The other poster's conjectural analysis is typical of the smart growth crowd, in the it loves to try to find "potential" or "preference" where non legitimately exists. The comment about how there might be hidden segments of the market that are just frothing to move into high density multi unit apts it is at best wishful thinking and is at worst the type of propagandist thinking that the accuse contemporary "sprawl promoters" of advancing. If anything, Cox's analysis point towards a huge problem that I have seen in complex academically based policy research. There is enough play in the joints to be able to advance ideologically based agendas that really do not reflect what most people would reasonably want. Oddly, enough this results int he creation of quasi religious policy doctrines that are assumed de facto to be valid. As the other commenter highlights people who "want to believe" will go to extreme if not non-nonsensical lengths to "prove" their way of thinking is valid despite more reasoned analyses leading to the conclusion that it is not.

Assumptions

Wendell Cox's article assumes the continued buying of single family homes by California residents is because they want to buy single family homes. While of course many people will always want single family homes, it is quite likely that a significant percentage of them would have preferred to buy town homes, condos, and other higher density residents if such places had been available. Unfortunately, restrictive zoning regulations in many places do not allow the construction of such housing. Thus, not only do we have exceptionally high housing prices in places like Menlo Park and Pacific Grove, we also have places that prevent the building of housing types people might want. As a result, the stated preference conclusions by Nelson can continue to be the better model. Here is another example: marijuana. A stated preference survey may tells us that 80% of Americans want to smoke it. Studies of actual behavior may show us that only 40% smoke it. Can we conclude therefore that the stated preference is wrong? No, because obviously there is a third factor that prohibits Americans from engaging in their stated preference - the illegality under federal law of the substance.

Per square foot price of land is a proxy for analysis

The estimable Prof. Alan W. Evans, in his books "Economics, Real Estate and the Supply of Land", and "Economics and Land Use Planning", suggests that it is possible to tell whether regulations are causing distortions in the equilibrium between supply and demand for different sizes of "lot", by comparing the price per square foot, of lots at different sizes.

In most UK cities, the larger the lot gets, the HIGHER the price per square foot gets, which suggests massive regulatory distortions penalising a preference for "more space".

It is necessary to disaggregate the cost of services built into each lot and so on, but the reverse can be true when large minimum lot sizes have been mandated in excess of actual levels of preference for them, as might be possible in some US cities.
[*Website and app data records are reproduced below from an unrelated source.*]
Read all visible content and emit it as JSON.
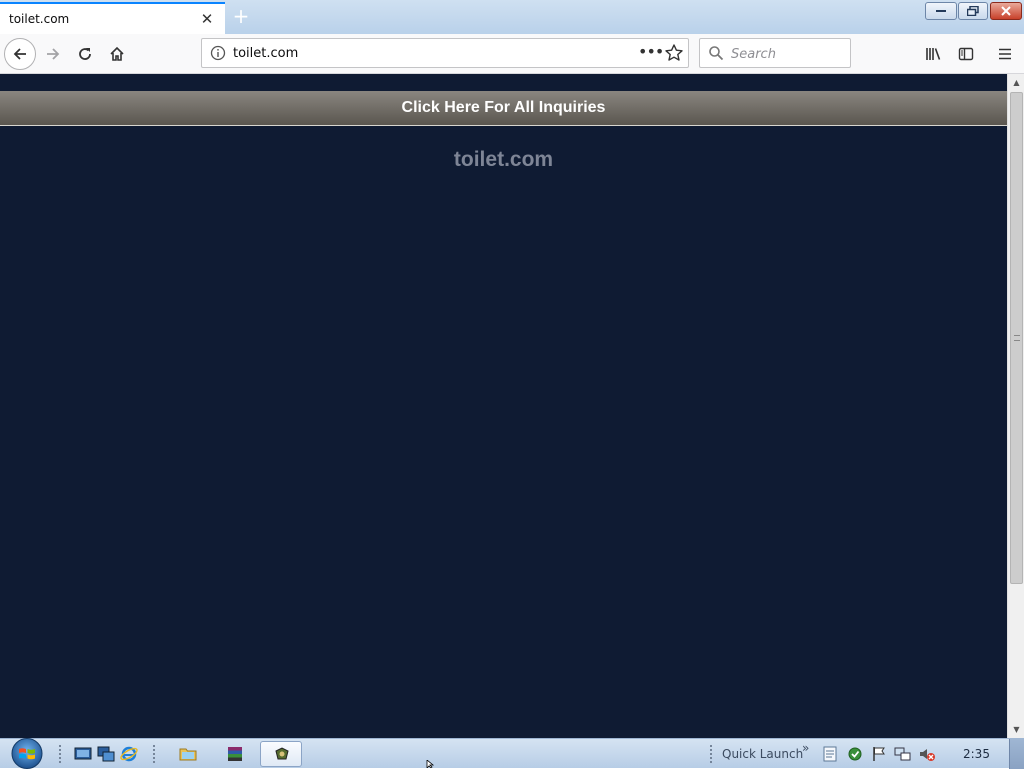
{
  "browser": {
    "tab": {
      "title": "toilet.com",
      "close_symbol": "✕",
      "new_tab_symbol": "+"
    },
    "url": "toilet.com",
    "page_actions_symbol": "•••",
    "search": {
      "placeholder": "Search",
      "value": ""
    }
  },
  "page": {
    "inquiry_banner": "Click Here For All Inquiries",
    "domain_title": "toilet.com",
    "colors": {
      "background": "#0f1b33",
      "banner": "#6e6a63",
      "title": "#7e8596"
    }
  },
  "scrollbar": {
    "up_symbol": "▲",
    "down_symbol": "▼"
  },
  "taskbar": {
    "quick_launch_label": "Quick Launch",
    "quick_launch_chevron": "»",
    "clock": "2:35"
  },
  "icons": [
    "back-icon",
    "forward-icon",
    "reload-icon",
    "home-icon",
    "info-icon",
    "star-icon",
    "search-icon",
    "library-icon",
    "sidebar-icon",
    "menu-icon",
    "windows-start-icon",
    "show-desktop-icon",
    "switch-windows-icon",
    "internet-explorer-icon",
    "folder-icon",
    "winrar-icon",
    "app-icon",
    "volume-muted-icon",
    "network-icon",
    "flag-icon",
    "security-icon",
    "file-icon"
  ]
}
The price per square foot, of the land in each lot, is lower in such cases, for larger lots, even when the cost of services per lot is taken into account.

Of course this could vary considerably by region - seeing density is quite high in come parts of Californian cities, it would be interesting to see if larger lots at such locations actually command higher per-square-foot prices, as in the UK. But where larger lots are mandated, as in parts of Santa Clara, it would be interesting to see whether there is an identifiable "premium" in the price per square foot, for land where higher densities are allowed.

It is often regarded as a rule of thumb that permitted higher densities cause the land to be worth more, yet the UK's massive regulatory distortions have actually reversed this situation - if you manage to build something with a large lot, you will reap MORE dollars for the land than if you had built flats on it.